Given records section start

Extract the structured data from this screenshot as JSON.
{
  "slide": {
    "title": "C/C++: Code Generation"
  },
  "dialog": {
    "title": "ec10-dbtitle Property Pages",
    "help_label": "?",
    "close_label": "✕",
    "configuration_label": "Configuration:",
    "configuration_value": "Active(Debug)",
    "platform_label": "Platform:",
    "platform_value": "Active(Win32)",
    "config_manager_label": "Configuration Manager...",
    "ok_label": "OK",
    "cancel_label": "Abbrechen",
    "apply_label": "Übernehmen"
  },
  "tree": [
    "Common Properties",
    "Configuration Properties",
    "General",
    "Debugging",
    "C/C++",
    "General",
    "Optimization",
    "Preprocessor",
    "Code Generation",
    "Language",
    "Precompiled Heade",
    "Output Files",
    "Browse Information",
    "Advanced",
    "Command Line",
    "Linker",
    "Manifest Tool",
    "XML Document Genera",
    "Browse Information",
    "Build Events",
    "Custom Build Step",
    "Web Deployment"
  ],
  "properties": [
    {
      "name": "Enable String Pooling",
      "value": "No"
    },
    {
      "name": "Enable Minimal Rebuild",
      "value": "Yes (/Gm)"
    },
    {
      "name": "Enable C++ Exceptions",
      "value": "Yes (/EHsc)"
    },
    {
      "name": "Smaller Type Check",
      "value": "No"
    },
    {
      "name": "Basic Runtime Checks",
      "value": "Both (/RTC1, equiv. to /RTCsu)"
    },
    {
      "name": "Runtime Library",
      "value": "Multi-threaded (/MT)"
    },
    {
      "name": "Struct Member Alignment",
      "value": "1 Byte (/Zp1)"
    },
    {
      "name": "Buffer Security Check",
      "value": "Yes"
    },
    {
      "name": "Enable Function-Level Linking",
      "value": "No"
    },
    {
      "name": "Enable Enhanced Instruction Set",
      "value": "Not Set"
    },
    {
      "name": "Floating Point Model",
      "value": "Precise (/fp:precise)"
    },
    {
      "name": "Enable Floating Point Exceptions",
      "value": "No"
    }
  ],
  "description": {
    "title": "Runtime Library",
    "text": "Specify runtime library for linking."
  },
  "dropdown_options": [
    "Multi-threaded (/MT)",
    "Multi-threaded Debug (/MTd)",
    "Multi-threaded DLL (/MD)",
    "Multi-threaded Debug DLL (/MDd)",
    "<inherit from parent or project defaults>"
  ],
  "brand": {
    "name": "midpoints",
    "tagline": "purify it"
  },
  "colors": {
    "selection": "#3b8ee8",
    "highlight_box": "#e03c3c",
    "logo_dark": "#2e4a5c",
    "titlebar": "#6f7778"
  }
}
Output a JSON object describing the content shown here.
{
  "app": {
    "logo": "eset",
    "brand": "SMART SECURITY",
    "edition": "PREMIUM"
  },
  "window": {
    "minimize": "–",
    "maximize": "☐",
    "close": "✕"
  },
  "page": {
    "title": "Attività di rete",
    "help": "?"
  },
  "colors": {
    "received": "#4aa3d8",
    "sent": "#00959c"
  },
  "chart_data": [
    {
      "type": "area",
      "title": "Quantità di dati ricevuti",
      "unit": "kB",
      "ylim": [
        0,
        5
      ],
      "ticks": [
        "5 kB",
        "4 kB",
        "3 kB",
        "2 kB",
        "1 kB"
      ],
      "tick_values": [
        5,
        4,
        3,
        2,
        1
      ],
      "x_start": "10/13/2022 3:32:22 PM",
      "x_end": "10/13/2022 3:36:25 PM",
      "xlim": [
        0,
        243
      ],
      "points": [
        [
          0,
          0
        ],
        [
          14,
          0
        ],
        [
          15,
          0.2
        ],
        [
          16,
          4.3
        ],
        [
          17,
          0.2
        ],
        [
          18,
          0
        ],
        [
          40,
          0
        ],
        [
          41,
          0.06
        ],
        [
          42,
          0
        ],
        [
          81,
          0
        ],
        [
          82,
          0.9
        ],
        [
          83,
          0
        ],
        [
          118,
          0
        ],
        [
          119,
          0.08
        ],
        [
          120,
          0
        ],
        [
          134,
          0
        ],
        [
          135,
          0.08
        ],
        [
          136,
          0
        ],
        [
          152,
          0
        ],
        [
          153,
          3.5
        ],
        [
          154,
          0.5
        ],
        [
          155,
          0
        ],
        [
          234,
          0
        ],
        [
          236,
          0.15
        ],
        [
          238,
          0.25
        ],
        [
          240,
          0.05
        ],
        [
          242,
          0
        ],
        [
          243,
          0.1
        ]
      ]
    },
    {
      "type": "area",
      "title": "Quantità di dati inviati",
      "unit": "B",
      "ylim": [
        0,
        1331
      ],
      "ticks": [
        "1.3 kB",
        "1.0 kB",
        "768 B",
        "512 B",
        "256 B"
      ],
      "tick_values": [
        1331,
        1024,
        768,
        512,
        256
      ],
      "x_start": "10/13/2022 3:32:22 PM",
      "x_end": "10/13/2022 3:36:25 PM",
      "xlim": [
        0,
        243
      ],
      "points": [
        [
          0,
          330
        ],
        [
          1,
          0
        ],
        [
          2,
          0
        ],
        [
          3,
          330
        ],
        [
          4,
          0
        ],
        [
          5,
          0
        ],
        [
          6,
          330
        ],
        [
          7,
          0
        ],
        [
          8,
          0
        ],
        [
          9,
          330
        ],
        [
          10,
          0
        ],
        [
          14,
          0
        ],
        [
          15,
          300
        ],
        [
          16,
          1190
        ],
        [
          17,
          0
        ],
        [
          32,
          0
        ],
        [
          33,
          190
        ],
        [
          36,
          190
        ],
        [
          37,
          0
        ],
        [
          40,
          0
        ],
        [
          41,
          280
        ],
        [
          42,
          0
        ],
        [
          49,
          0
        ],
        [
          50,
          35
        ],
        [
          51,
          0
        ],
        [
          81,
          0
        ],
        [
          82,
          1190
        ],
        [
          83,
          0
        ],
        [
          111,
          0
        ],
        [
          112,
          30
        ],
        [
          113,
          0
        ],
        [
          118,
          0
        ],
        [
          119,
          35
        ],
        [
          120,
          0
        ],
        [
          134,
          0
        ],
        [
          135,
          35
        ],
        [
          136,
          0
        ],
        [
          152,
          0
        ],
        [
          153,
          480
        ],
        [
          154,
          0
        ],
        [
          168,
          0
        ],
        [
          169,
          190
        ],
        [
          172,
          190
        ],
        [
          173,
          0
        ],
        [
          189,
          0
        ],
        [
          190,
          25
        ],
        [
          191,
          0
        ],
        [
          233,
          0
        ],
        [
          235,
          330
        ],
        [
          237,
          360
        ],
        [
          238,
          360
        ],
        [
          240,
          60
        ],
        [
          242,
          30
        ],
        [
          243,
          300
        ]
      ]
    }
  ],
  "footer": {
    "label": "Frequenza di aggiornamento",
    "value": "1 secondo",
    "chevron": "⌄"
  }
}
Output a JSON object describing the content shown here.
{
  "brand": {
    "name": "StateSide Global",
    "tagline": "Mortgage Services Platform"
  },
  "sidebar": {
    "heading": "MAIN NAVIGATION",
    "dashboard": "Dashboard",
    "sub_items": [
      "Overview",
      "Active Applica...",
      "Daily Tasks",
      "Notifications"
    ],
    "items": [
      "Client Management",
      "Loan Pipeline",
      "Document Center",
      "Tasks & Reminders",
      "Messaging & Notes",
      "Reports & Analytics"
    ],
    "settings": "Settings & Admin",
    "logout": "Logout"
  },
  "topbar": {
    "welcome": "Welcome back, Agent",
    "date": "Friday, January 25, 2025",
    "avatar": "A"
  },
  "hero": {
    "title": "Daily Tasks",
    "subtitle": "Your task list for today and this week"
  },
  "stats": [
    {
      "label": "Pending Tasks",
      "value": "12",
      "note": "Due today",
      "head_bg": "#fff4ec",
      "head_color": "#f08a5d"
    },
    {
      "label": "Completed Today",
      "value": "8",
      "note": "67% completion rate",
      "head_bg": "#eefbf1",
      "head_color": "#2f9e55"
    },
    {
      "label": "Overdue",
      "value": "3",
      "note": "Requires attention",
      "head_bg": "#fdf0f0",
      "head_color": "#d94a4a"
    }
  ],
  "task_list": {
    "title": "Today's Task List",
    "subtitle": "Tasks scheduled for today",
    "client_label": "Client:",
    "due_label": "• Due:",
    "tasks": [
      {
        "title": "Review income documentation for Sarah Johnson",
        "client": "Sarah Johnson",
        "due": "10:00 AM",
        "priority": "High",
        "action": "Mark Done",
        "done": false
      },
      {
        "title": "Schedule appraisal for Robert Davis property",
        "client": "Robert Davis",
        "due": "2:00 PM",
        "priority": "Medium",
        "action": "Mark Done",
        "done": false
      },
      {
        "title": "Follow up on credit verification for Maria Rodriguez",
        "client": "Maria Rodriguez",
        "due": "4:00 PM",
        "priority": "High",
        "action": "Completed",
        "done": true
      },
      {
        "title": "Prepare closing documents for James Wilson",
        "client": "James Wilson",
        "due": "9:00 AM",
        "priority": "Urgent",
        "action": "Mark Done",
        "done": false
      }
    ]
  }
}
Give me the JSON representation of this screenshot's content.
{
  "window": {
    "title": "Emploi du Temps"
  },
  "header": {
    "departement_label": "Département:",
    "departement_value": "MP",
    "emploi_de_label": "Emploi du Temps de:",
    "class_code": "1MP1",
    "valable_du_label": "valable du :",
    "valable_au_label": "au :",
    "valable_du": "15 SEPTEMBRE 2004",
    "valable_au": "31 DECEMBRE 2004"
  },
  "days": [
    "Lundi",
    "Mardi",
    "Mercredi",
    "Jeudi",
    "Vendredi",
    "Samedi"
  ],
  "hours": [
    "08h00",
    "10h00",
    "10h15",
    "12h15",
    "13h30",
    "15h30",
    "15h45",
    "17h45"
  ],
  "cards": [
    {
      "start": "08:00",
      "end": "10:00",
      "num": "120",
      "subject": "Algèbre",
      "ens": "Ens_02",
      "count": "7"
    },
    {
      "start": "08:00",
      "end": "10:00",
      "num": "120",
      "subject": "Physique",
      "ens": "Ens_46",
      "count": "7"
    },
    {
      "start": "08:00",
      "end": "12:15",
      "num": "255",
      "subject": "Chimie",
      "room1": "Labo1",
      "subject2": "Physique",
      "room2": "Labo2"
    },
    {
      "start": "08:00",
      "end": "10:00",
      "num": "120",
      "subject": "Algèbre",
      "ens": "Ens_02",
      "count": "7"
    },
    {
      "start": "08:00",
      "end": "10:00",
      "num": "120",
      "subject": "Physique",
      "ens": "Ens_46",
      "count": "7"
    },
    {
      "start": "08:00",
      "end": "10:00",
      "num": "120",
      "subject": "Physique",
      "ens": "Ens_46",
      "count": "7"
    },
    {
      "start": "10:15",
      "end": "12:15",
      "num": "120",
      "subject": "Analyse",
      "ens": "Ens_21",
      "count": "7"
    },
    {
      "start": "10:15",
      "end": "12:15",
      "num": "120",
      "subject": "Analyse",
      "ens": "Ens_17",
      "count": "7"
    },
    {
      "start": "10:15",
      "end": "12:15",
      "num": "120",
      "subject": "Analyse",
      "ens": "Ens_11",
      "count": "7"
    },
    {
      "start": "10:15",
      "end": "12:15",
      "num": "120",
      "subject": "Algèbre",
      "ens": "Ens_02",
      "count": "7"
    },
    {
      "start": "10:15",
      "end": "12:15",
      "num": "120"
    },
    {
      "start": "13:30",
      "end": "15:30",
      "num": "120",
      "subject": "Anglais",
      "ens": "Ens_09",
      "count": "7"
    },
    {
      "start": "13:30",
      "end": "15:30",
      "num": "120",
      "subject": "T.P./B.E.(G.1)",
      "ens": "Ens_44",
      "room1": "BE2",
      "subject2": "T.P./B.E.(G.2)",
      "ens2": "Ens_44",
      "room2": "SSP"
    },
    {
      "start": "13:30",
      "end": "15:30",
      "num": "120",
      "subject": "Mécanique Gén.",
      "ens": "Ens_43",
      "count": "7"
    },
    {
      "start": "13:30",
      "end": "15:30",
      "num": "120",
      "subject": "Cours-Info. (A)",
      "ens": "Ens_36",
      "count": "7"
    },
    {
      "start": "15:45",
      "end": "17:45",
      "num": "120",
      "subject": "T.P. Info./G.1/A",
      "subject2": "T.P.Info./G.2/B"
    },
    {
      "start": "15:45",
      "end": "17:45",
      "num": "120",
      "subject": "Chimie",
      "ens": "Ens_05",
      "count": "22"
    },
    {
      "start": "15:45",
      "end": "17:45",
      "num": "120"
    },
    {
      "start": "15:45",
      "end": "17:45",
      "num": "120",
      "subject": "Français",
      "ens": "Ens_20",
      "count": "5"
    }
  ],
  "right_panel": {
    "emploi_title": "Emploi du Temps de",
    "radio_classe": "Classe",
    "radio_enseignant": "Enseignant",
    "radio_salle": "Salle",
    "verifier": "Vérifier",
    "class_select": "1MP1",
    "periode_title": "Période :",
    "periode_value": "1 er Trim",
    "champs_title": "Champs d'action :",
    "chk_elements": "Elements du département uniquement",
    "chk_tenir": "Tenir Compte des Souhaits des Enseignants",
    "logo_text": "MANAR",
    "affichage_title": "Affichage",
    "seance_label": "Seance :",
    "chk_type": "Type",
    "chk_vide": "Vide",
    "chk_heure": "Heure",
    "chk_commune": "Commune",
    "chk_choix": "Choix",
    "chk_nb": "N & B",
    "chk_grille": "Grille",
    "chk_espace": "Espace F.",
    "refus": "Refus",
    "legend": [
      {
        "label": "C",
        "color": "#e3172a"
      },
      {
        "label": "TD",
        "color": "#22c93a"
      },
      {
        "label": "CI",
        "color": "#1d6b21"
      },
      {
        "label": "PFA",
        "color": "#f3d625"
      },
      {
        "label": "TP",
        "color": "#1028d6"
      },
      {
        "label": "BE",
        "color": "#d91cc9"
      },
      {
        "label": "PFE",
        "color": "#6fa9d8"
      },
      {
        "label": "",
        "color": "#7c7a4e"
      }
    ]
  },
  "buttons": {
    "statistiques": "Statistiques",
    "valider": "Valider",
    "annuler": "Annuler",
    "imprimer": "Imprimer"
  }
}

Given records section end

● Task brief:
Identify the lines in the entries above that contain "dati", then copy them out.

● Your solution:
      "title": "Quantità di dati ricevuti",
      "title": "Quantità di dati inviati",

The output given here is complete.